It is much easier for me to connect with others when I allow myself to not over think. My brain can not adequately process what it doesn't understand, it relies solely on past experiences or of learned knowledge, it regurgitates and revisits what it already knows. When my brain is given new information it can look at it and find new information but I am lead through that process by my gut and heart. The brain produces hormones just by thinking, our bodies responds to that immediately often throwing us off kilter and into a reactive state. But that is only the brain. It sounds like the life of a teenager sometimes aware and fully in tact and at any moment they can fly off the handle with an emotional reaction to something, anything. The teenage years is when the head brain, the one we most often call "brain" matures and asserts dominants. But that brain does not work in a vacuum and, all in all, it does have a lot of use alone, obviously.
There are two other neurological centers we use, neither of them "think" in the way the head brain does, which is lucky for us, the last thing we need is 2 more brains looking to solve problems that don't exist or react to threats that don't exist.. These brains to which I am referring are the heart and gut. They are developed before the head brain and are much more in balance with the rhythms of the universe. Unfortunately these brains have been given little or no value in our current 1st world society and so developing them is not easy. May parents in the United States actually don't aid their children in developing these aspects of their personalities at all. Who could blame them?

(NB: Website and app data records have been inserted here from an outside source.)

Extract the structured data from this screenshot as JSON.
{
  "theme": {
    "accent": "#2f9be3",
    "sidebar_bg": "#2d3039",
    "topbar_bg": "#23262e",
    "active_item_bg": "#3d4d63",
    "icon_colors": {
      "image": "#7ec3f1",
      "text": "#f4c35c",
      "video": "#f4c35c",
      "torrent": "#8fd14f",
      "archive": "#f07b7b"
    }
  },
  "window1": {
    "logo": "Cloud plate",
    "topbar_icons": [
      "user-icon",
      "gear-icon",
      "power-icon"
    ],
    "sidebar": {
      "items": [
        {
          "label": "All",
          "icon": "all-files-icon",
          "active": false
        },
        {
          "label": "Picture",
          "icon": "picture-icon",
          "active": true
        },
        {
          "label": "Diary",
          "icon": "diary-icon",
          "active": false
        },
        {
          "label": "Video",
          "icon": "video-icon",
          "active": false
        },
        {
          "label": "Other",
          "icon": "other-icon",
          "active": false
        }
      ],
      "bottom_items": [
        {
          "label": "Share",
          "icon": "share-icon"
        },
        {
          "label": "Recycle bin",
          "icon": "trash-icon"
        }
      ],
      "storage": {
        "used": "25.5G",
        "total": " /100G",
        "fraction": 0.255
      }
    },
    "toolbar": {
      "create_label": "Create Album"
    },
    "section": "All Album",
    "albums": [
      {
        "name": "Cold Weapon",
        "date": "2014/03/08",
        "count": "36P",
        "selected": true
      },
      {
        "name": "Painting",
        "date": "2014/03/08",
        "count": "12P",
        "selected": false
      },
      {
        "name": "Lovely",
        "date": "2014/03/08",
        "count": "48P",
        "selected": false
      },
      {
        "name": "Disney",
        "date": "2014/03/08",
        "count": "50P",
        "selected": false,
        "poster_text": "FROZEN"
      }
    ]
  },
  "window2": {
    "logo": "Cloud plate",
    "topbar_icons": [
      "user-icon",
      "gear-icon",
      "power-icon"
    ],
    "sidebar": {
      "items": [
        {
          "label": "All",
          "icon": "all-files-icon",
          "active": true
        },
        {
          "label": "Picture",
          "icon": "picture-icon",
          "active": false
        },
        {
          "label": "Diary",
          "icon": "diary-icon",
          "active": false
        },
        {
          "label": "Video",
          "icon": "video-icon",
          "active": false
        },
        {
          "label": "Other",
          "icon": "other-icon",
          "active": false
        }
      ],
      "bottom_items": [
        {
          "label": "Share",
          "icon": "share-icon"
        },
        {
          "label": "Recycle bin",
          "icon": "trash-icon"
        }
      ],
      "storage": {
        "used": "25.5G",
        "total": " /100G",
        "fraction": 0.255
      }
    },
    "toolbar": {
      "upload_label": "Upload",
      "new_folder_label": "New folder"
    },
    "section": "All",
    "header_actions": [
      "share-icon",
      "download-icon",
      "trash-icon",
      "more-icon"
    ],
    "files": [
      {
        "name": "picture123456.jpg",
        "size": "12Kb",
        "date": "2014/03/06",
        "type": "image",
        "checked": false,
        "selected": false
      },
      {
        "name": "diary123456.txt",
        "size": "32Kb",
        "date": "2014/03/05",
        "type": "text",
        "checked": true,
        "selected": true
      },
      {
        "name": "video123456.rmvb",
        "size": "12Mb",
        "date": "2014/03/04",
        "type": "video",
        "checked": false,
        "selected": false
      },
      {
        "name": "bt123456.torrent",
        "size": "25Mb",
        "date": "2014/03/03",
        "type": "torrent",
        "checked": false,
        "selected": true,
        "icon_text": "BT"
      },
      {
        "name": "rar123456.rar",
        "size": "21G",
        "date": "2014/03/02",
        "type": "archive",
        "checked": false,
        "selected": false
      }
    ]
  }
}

The competitive nature of scholastic achievement in the first US today has taken precedent over metal, spiritual and physical health.
It is not easy to shift away from rewarding children for being "smart" (meaning being cognitively adept) because we have no way of rewarding other types of growth. It is common to chastise children when they take risks and push their physical abilities to the point where they may get injured. Unfortunately that is exactly what they are supposed to do. In the United States we protect our children because we see them as little mechanistic brains but they are spirits that need to follow their instincts. Children are exploring the world and if they are afraid of it they will not make it. When a 7 year old wins a spelling bee and gets rewarded for their cognitive ability they are learning a very dangerous lesson that is more suited for a 14 year old.
I found this outline on the Preserve Childhood website:
I Try not to think about these as different "Brains" as much as different parts of us. I was working with a great friend of mine Allen Baker and he suggested, to explore these different parts to allow myself to think of something from my gut alone, then the heart and finally with my head. This separated all the gunk of a situation.
My gut spoke to me of fear and safety and addressed where I belonged both spiritually as well as physically in relation to the subject I was focusing on.
My heart brought me together with with others allowing me to be more emotionally invested, or aware, of the bigger picture and not only one side of that bigger picture.
My head took a much more cold view of things, which I can appreciate but separating it from the gut and heart made it much more difficult to care about others and the outcome. My brain is pragmatic and we all need to be that way on occasion but it is not the only way forward and it is not what we ought to be rewarding. But how can you reward empathy, when it is learned it can be faked. What can't be faked is the feeling one gets when they really care and share in this life experience and have goals that include the world around us.